David Perron

Blues trade Perron to Oilers for Paajarvi


A couple of days ago, we wrote that the St. Louis Blues may need to make a trade to reduce salary.

Today, they did just that, sending winger David Perron to the Edmonton Oilers for 22-year-old winger Magnus Paajarvi and a 2014 second-round draft pick.

Perron, 25, has three years remaining on his contract, with a cap hit of $3.8 million. That he was traded should come as no surprise, as he was reportedly dangled at the draft.

For Oilers general manager Craig MacTavish, perhaps the Perron acquisition will quell some of the offseason frustration he was feeling.

Perron, the Blues’ 26th overall pick in the 2007 draft, had 10 goals and 15 assists in 48 games last season. He had a career-high 21 goals in 2011-12, and that was in just 57 games (he missed considerable time with a concussion that season, as well as the one before it).

As for Paajarvi, the past two seasons have been frustrating for the 2009 10th overall pick. He showed great promise as a rookie in 2010-11; however, he’s spent time in both Edmonton and AHL Oklahoma City since then.

In 2013, Paajarvi had nine goals and seven assists in 42 games for the Oilers.

“Magnus is a well-rounded player who has good size and great skating ability,” said Blues GM Doug Armstrong in a release. “He is just coming into his own and this will open up more ice time for Jaden (Schwartz) and Vladimir (Tarasenko). I would like to thank David for his time in St. Louis and wish him well in Edmonton.”

Related: Contract talks between Stewart and Blues have ‘picked up’

Kings GM says Mike Richards went into ‘a destructive spiral’

Mike Richards

The Los Angeles Kings may owe Mike Richards money until 2031 (seriously), but in settling his grievance, the team and player more or less get to turn the page.

Not before Kings GM Dean Lombardi shares his sometimes startling perspective, though.

Lombardi has a tendency to be candid, especially in the press release-heavy world of sports management. Even by his standards, his account of Richards’ “destructive sprial” is a staggering read from the Los Angeles Times’ Lisa Dillman.

“Without a doubt, the realization of what happened to Mike Richards is the most traumatic episode of my career,” Lombardi said in a written summation he provided to the Los Angeles Times. “At times, I think that I will never recover from it. It is difficult to trust anyone right now – and you begin to question whether you can trust your own judgment.

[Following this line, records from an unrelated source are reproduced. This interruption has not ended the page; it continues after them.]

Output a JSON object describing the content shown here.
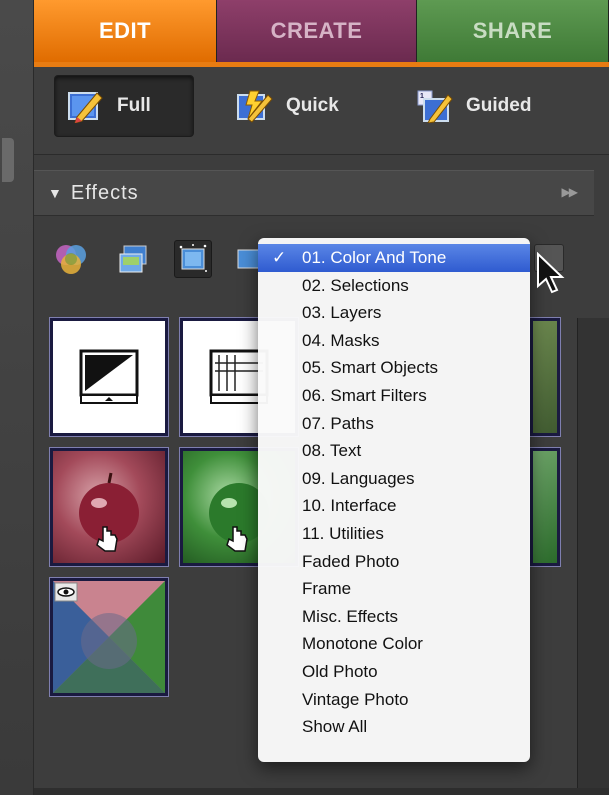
{
  "tabs": [
    {
      "label": "EDIT"
    },
    {
      "label": "CREATE"
    },
    {
      "label": "SHARE"
    }
  ],
  "modes": [
    {
      "label": "Full",
      "selected": true
    },
    {
      "label": "Quick"
    },
    {
      "label": "Guided"
    }
  ],
  "effects_panel": {
    "title": "Effects",
    "toolbar_icons": [
      "layer-styles-icon",
      "photo-effects-icon",
      "filters-icon",
      "all-effects-icon"
    ]
  },
  "category_menu": {
    "selected": "01. Color And Tone",
    "items": [
      "01. Color And Tone",
      "02. Selections",
      "03. Layers",
      "04. Masks",
      "05. Smart Objects",
      "06. Smart Filters",
      "07. Paths",
      "08. Text",
      "09. Languages",
      "10. Interface",
      "11. Utilities",
      "Faded Photo",
      "Frame",
      "Misc. Effects",
      "Monotone Color",
      "Old Photo",
      "Vintage Photo",
      "Show All"
    ]
  },
  "colors": {
    "edit_tab": "#e87c12",
    "create_tab": "#7a3259",
    "share_tab": "#4a8a40",
    "menu_highlight": "#3b66d8"
  }
}
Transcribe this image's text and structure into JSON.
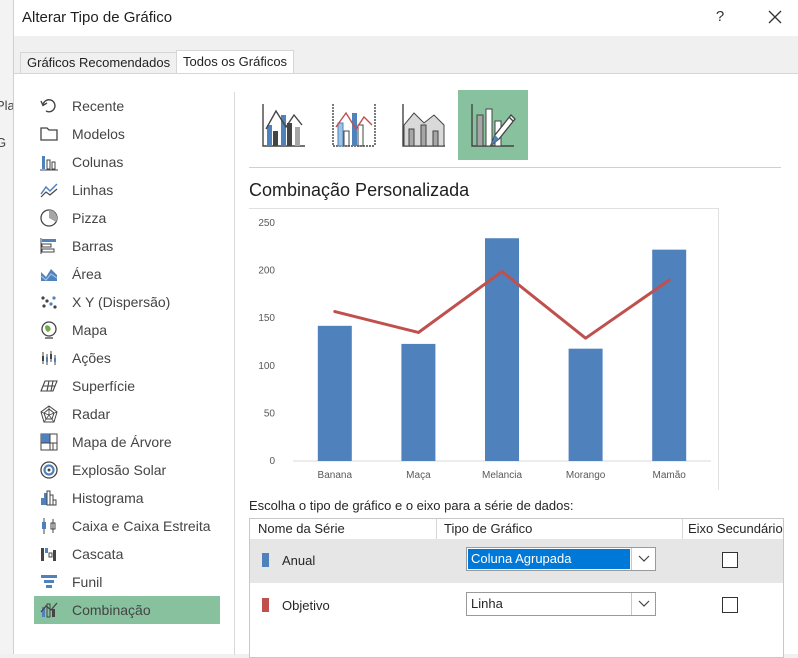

The only thing I can think of that would be worse would be suspecting your wife of cheating on you for five years and then finding out in fact it was true.”

Lombardi provides plenty of eyebrow-raising statements to Dillman, including:

  • He believed he “found his own Derek Jeter” in Richards, a player who “at one time symbolized everything that was special about the sport.”
  • Lombardi remarked that “his production dropped 50 percent and the certain ‘it’ factor he had was vaporizing in front of me daily.”
  • The Kings GM believes that he was “played” by Richards.

… Yeah.

Again, it’s a powerful read that you should soak in yourself, even if you’re unhappy with the way the Kings handled the situation.

Maybe the most pressing of many lingering questions is: will we get to hear Richards’ side of the story?

Coyotes exploit another lousy outing from Quick

Jonathan Quick

Despite owning two Stanley Cup rings, there are a healthy number of people who aren’t wild about Jonathan Quick.

Those people might feel validated through the Los Angeles Kings’ first two games, as he followed a rough loss to the San Jose Sharks with a true stinker against the Arizona Coyotes on Friday.

Sometimes a goalie has a bad night stats-wise, yet his team is as much to blame as anything else. You can probably pin this one on Quick, who allowed four goals on just 14 shots through the first two periods.

Things died down in the final frame, but let’s face it; slowing things down is absolutely the Coyotes’ design with a 4-1 lead (which ultimately resulted in a 4-1 win).


A soft 1-0 goal turned out to be a sign of things to come:

Many expected the Kings to roar into this second game after laying an egg in their opener. Instead, the Coyotes exploited Quick’s struggles for a confidence-booster, which included key prospect Max Domi scoring a goal and an assist.

It’s worth mentioning that Mike Smith looked downright fantastic at times, only drawing more attention to Quick’s struggles.


After a troubled summer and a failed 2014-15 season, Los Angeles was likely eager to start things off the right way.

Instead, they instead will likely focus on the fact that they merely dropped two (ugly) games.